The King And I: Mariners Shift Marketing Plans Around Felix Hernandez
April 15, 2013
Mariners P Felix Hernandez, who prior to this season signed a seven-year, $175M contract, is the "face of the franchise," and is at the "forefront of the Mariners' marketing plans," according to Jerry Brewer of the SEATTLE TIMES. Hernandez "helps shape the perception of this franchise in ways that defy the fact he appears in only 20 percent of their games." Mariners VP/Marketing Kevin Martinez said, "He's front and center because he's the one fans have connected with the most. While he doesn't play every day, his presence is felt." Brewer wrote when the Mariners were paying RF Ichiro Suzuki $18M a year, they "used to intimate that his international fame helped the team receive a substantial return on investment." Though Hernandez is "perhaps the best in baseball at what he does, he doesn't have the same worldwide cachet, at least not yet." The Mariners "made a baseball decision, not a butts-in-seats decision, when they committed to paying Hernandez." Still, there is a "great value to having Hernandez beyond how well he performs every fifth day." The Mariners started the King's Court fan section at Safeco Field after Hernandez won the '10 AL Cy Young Award.
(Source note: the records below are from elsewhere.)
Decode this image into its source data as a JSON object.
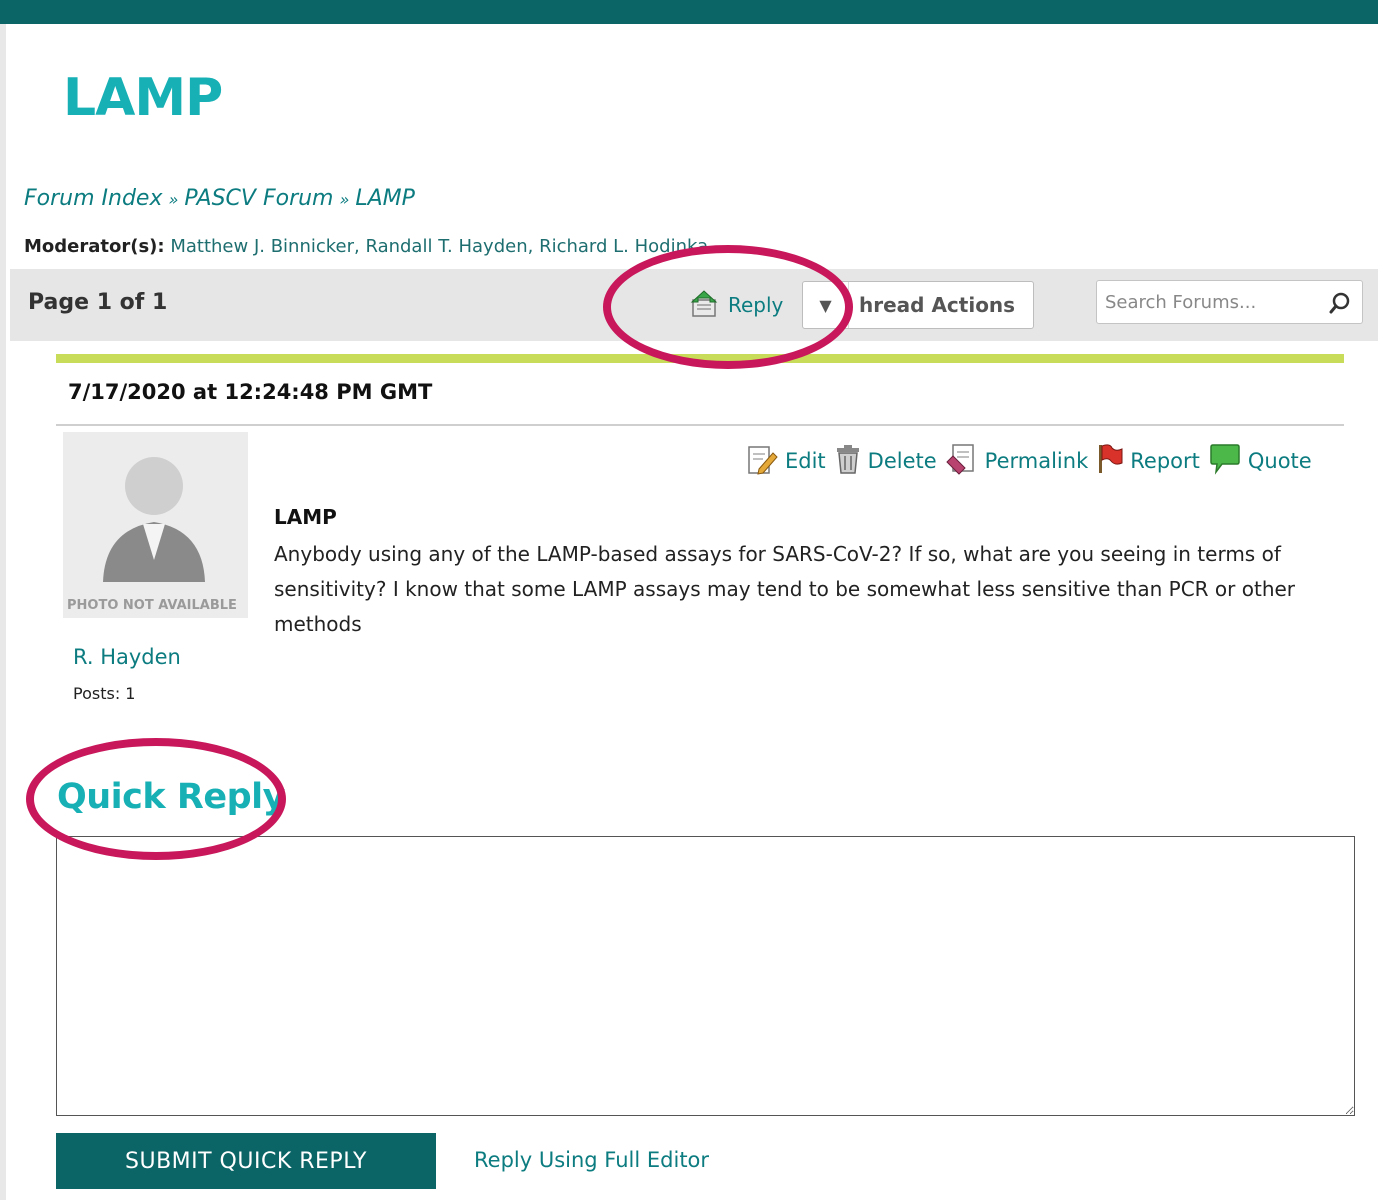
{
  "page": {
    "title": "LAMP"
  },
  "breadcrumb": {
    "items": [
      "Forum Index",
      "PASCV Forum",
      "LAMP"
    ],
    "separator": "»"
  },
  "moderators": {
    "label": "Moderator(s):",
    "names": "Matthew J. Binnicker, Randall T. Hayden, Richard L. Hodinka"
  },
  "toolbar": {
    "page_info": "Page 1 of 1",
    "reply_label": "Reply",
    "thread_actions_label": "hread Actions",
    "search_placeholder": "Search Forums..."
  },
  "post": {
    "date": "7/17/2020 at 12:24:48 PM GMT",
    "avatar_note": "PHOTO NOT AVAILABLE",
    "author": "R. Hayden",
    "posts_count": "Posts: 1",
    "actions": {
      "edit": "Edit",
      "delete": "Delete",
      "permalink": "Permalink",
      "report": "Report",
      "quote": "Quote"
    },
    "title": "LAMP",
    "body": "Anybody using any of the LAMP-based assays for SARS-CoV-2? If so, what are you seeing in terms of sensitivity? I know that some LAMP assays may tend to be somewhat less sensitive than PCR or other methods"
  },
  "quick_reply": {
    "title": "Quick Reply",
    "textarea_value": "",
    "submit_label": "SUBMIT QUICK REPLY",
    "full_editor_label": "Reply Using Full Editor"
  },
  "colors": {
    "header_bar": "#0b6466",
    "title_teal": "#17b0b5",
    "link_teal": "#0c7c80",
    "post_accent": "#c8dc5a",
    "annotation": "#c8175a"
  }
}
He "salutes the King's Court as he takes the mound, and he's genuinely touched that he has his own cheering section." Hernandez, a Venezuelan, also has "improved his English enough to be an enthusiastic and entertaining contributor to the Mariners' popular commercials." His on-field "greatness and popularity makes it easy for the Mariners to sell him, but his level of engagement makes the possibilities endless." Hernandez is "simply willing to do whatever it takes to make people believe in the Mariners" (SEATTLE TIMES, 4/12).
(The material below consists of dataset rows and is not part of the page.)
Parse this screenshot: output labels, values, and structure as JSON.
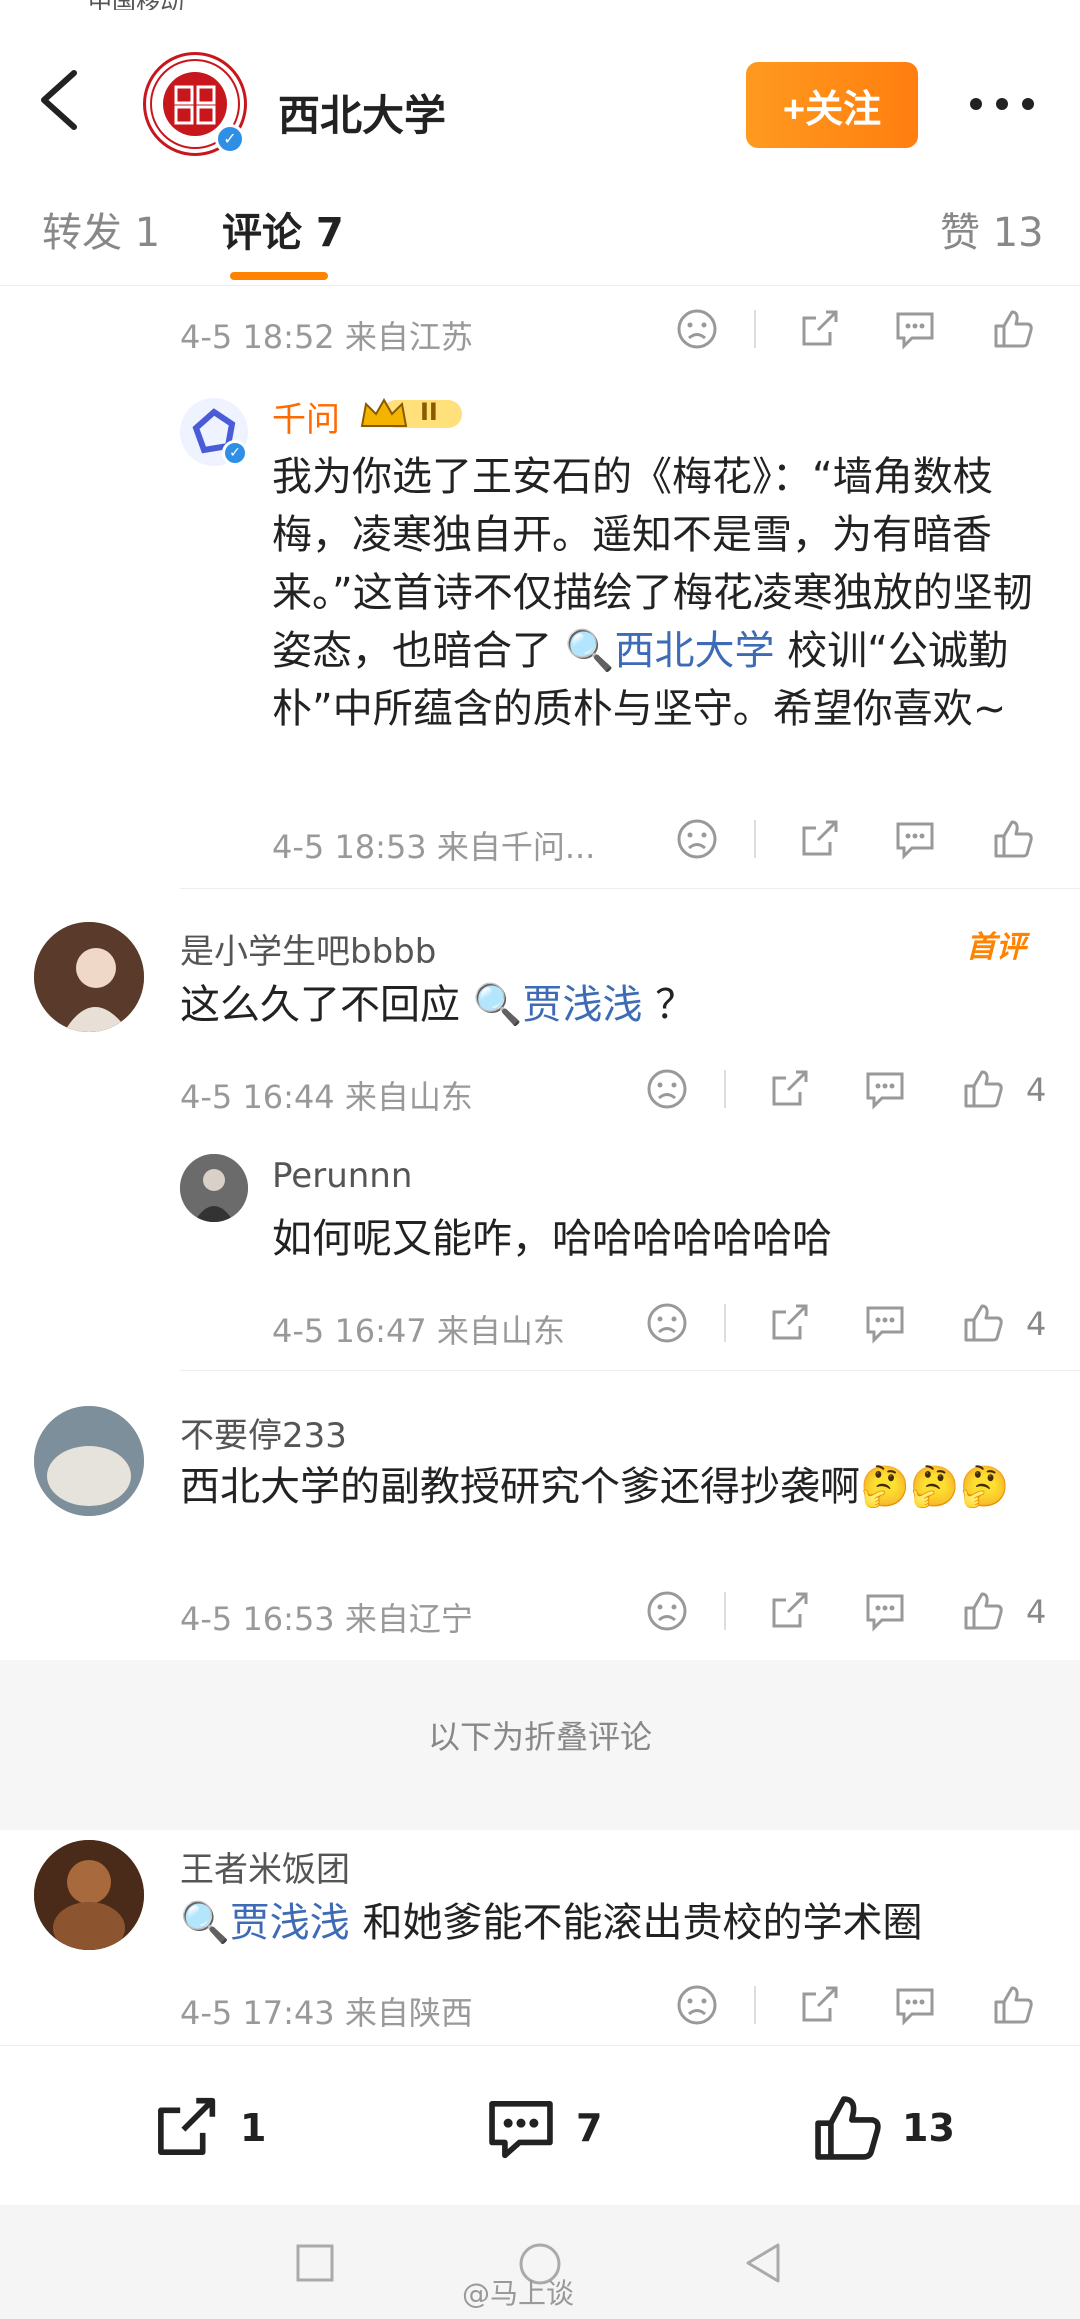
{
  "status": {
    "carrier": "中国移动"
  },
  "header": {
    "title": "西北大学",
    "follow_label": "+关注"
  },
  "tabs": [
    {
      "label": "转发 1"
    },
    {
      "label": "评论 7"
    },
    {
      "label": "赞 13"
    }
  ],
  "comments": {
    "top_meta": "4-5 18:52 来自江苏",
    "reply_qianwen": {
      "user": "千问",
      "badge": "II",
      "text_before": "我为你选了王安石的《梅花》：“墙角数枝梅，凌寒独自开。遥知不是雪，为有暗香来。”这首诗不仅描绘了梅花凌寒独放的坚韧姿态，也暗合了",
      "link": "西北大学",
      "text_after": "校训“公诚勤朴”中所蕴含的质朴与坚守。希望你喜欢~",
      "meta": "4-5 18:53 来自千问..."
    },
    "c1": {
      "user": "是小学生吧bbbb",
      "tag": "首评",
      "text_before": "这么久了不回应",
      "link": "贾浅浅",
      "text_after": "？",
      "meta": "4-5 16:44 来自山东",
      "likes": "4"
    },
    "c1_reply": {
      "user": "Perunnn",
      "text": "如何呢又能咋，哈哈哈哈哈哈哈",
      "meta": "4-5 16:47 来自山东",
      "likes": "4"
    },
    "c2": {
      "user": "不要停233",
      "text": "西北大学的副教授研究个爹还得抄袭啊",
      "emojis": "🤔🤔🤔",
      "meta": "4-5 16:53 来自辽宁",
      "likes": "4"
    },
    "folded_label": "以下为折叠评论",
    "c3": {
      "user": "王者米饭团",
      "link": "贾浅浅",
      "text_after": "和她爹能不能滚出贵校的学术圈",
      "meta": "4-5 17:43 来自陕西"
    }
  },
  "bottombar": {
    "repost": "1",
    "comment": "7",
    "like": "13"
  },
  "watermark": "@马上谈",
  "colors": {
    "accent": "#ff8200",
    "link": "#3e6bb5",
    "brand": "#c8161d"
  }
}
TRENDING DOWN: In Seattle, Larry Stone noted the 12 smallest crowds in Safeco Field history "have all come since 2011, and eight of those have been in April -- including the two lowest (for now) on Tuesday and Wednesday last week against the Astros (10,745 and 10,493)." It appeared that a "bit of a buzz was building for the ballclub in spring training," but after winning the first two games of the season against the A's, it has been "a perfect buzz-kill storm." Seattle's days as "one of the reliably rabid baseball towns are long past." Crowds at Safeco Field have been "on a steady, precipitous drop ever since the 2002 peak of 3,540,482, tops in the major leagues and just short of a full-season sellout." Mariners season tickets after last season "dropped to between 8,000 and 8,500, the lowest since Safeco Field opened, down from a high of about 22,000 in 2002." The Mariners will "continue to sell season-ticket packages until mid-May," but the final numbers are "expected to be slightly down" from last year. The team is "working from an attendance base in the 8,000s, reliant on walk-up sales for the rest." April is "never ... a great walk-up month" (SEATTLE TIMES, 4/14).